I met Elise Witt years ago when she came to Minneapolis to lead a singing workshop. In that afternoon together, I learned songs from her that I am still singing today. It was also the beginning of long, deep and inspiring friendship, fostered by my frequent visits to Atlanta. What a blessing that she lives in the same town as my brother and his family! We have sung a number of concerts together and always cherish the way our work – like our voices – intertwine.
Elise is a remarkable person. For starters she speaks five languages fluently (German, French, Italian, Spanish and English). She writes lovely songs – ones that are as wide-ranging, clever, wise, snazzy and surprising as she is. Her faithfulness to her calling as an artist/activist has spanned decades as she seeks ways to bring singing alive in her own life and in the lives of people around her.
I am especially inspired by the work Elise is doing with The Global Village Project, a middle school in Decatur, Georgia for teenage refugee girls with interrupted educations.

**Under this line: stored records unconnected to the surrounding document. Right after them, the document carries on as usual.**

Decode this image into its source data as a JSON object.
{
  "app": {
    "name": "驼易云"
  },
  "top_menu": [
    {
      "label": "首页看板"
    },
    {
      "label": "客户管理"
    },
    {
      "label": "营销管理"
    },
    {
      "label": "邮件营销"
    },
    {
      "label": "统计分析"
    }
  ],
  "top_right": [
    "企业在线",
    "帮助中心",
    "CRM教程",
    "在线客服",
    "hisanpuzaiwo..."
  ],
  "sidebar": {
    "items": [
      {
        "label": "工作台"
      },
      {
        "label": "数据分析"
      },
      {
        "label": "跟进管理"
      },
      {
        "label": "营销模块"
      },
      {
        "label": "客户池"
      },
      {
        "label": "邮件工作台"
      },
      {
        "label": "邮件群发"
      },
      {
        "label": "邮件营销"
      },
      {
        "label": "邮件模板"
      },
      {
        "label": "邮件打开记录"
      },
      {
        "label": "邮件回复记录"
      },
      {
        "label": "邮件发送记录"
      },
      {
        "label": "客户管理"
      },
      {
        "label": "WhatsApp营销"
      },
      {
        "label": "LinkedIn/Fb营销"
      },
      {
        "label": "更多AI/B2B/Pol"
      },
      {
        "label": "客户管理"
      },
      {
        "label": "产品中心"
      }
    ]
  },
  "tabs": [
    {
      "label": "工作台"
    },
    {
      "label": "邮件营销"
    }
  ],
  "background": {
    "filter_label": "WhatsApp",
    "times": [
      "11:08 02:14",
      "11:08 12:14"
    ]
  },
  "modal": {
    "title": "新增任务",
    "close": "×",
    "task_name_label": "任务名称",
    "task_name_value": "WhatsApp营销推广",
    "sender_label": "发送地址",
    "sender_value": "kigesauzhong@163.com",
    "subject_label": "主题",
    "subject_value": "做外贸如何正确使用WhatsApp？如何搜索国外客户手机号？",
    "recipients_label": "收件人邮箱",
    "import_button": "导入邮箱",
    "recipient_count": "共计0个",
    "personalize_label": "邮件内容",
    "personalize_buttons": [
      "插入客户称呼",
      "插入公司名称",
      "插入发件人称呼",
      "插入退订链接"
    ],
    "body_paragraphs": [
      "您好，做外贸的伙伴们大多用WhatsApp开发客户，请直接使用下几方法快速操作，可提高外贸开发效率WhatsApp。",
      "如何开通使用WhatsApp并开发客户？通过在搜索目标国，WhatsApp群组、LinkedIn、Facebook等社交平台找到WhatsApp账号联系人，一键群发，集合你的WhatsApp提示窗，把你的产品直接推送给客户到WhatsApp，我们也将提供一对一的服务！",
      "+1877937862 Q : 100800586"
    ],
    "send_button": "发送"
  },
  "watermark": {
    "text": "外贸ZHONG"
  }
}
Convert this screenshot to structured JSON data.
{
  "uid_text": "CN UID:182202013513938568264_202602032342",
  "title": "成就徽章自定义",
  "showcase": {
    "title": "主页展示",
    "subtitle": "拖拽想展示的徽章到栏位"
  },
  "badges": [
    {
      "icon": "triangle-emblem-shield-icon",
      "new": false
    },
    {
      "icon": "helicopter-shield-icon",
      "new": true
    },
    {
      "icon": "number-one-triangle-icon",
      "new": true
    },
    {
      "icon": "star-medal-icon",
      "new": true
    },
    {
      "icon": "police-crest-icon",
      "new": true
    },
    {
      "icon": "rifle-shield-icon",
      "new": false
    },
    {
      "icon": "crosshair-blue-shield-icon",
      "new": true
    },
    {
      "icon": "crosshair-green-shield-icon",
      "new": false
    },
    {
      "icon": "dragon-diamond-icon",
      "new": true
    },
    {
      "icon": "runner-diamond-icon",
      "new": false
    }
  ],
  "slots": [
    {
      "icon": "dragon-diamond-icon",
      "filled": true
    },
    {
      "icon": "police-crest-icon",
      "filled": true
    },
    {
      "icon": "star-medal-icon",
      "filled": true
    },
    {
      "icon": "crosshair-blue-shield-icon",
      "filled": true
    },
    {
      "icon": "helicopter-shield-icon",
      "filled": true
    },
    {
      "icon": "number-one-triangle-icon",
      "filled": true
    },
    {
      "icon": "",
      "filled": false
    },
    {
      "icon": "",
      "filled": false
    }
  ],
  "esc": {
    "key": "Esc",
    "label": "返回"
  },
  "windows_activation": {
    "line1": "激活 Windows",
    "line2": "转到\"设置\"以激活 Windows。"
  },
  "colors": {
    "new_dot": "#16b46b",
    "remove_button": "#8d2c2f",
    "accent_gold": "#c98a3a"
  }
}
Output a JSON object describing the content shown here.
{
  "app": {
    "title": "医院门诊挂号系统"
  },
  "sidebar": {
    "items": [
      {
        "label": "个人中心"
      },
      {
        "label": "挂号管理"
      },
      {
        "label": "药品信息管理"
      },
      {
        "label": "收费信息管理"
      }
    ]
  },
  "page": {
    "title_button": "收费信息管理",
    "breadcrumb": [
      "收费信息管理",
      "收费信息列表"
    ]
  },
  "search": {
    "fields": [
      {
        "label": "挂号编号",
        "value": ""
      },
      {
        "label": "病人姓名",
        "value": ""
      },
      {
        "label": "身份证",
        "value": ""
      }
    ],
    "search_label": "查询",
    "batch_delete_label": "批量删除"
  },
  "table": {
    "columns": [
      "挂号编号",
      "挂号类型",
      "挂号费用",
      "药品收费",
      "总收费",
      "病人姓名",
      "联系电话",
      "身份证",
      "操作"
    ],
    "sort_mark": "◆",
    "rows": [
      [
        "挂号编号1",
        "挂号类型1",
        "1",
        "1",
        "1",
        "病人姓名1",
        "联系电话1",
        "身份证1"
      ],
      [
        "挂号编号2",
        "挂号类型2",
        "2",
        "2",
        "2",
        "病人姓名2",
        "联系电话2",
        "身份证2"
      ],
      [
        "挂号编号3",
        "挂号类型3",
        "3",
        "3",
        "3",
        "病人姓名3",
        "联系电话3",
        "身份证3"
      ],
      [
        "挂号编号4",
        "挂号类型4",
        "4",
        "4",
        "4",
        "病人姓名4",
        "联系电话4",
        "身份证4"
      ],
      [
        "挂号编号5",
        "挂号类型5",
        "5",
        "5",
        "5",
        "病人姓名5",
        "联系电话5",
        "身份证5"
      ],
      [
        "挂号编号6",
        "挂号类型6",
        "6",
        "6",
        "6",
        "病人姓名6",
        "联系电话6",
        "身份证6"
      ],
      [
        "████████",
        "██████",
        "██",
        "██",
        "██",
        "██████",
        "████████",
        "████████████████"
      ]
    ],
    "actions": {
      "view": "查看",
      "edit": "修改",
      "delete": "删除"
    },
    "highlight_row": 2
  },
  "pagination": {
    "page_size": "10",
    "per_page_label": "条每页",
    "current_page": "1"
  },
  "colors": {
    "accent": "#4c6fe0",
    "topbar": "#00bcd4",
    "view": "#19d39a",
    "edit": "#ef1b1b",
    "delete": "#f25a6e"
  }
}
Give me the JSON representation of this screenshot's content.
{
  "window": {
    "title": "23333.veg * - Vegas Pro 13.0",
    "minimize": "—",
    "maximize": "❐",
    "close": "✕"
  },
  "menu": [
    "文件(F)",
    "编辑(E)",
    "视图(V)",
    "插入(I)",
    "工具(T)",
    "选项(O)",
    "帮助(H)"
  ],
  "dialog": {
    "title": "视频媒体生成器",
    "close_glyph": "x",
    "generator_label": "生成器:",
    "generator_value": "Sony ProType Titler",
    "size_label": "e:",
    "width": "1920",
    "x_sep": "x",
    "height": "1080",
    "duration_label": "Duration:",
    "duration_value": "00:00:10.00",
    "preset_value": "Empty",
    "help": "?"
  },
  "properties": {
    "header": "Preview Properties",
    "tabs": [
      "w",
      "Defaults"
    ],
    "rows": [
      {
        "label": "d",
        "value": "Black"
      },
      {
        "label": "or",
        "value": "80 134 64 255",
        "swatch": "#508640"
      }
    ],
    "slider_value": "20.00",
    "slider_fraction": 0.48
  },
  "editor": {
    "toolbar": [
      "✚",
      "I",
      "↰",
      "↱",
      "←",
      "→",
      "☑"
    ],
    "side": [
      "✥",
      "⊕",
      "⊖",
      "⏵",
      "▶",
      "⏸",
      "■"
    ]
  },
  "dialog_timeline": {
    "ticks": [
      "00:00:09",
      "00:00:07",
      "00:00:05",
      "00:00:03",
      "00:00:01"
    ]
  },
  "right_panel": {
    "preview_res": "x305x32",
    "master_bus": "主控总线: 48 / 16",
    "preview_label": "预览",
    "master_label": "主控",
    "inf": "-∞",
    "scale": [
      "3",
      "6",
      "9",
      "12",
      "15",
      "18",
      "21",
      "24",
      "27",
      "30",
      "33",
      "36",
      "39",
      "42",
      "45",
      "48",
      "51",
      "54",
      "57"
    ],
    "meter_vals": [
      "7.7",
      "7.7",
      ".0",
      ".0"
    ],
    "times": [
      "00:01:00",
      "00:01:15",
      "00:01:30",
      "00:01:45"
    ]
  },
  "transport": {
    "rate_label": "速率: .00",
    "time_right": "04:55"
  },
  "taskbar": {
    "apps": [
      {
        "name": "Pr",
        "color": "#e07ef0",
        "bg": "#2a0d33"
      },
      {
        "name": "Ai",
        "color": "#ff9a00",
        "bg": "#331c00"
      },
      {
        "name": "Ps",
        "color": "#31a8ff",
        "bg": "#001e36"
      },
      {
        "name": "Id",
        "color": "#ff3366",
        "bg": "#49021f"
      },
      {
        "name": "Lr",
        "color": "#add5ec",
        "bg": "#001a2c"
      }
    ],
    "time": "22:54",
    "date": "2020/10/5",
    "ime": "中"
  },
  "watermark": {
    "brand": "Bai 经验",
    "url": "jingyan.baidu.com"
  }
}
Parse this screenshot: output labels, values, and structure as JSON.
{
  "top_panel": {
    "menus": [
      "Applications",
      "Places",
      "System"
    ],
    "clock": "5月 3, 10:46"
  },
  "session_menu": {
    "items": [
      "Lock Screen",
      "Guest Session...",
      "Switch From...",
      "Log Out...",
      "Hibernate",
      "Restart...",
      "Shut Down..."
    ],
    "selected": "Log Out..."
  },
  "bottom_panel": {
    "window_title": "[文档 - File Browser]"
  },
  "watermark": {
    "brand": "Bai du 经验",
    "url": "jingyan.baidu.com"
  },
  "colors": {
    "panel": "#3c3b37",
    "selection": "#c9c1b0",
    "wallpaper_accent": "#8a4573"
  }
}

The forty girls who attend this school generally arrive having lived through war, displacement, trauma and loss. Most of them speak no English, although most arrive at the school speaking three to six languages. Elise uses singing to help them acquire English, but that is only the beginning. Elise believes that the singing is also crucial for them to build confidence in presenting themselves and fostering community.
Elise co-creates songs with the girls and includes them in her own concerts and events. They created a song called “Break the Silence” in honor of V-Day, an international call to end violence against women and girls that was first initiated by Eve Ensler. They performed their song for a large audience at the Atlanta V-Day event.
They also contributed to one of Elise’s songs called “I See You With My Heart” which incorporates words in Burmese, Karen, Pashto, Kirundi and English. You can see Elise perform it with several of her students here.
She also teaches the girls songs from the traditional American folk songbook. When these girls sing “This Land is Your Land,” it brings deeper meaning to the song, especially in this time of xenophobia and fear of immigrants. You can see some of her students singing the song along with Elise’s commentary in this piece from Georgia Public Broadcasting.
Elise’s work inspires me to ask new questions about where singing can be put to use in the world. This ancient practice that unites many into one, that creates harmony among strangers is more essential than ever in these fractured and frightening times. May her good work and brilliant vision awaken your own calling – to bring beauty and joy to the challenging work of healing the divisions among us.
This video was created about Elise and her work when she received the William L. Womack Creative Arts Award.
And finally, you can purchase Elise’s latest (and gorgeous!) recording, “We’re All Born Singing,” here.
Thanks Barbara, for reminding me about Elise.
You are welcome! She’s a good thought, yes?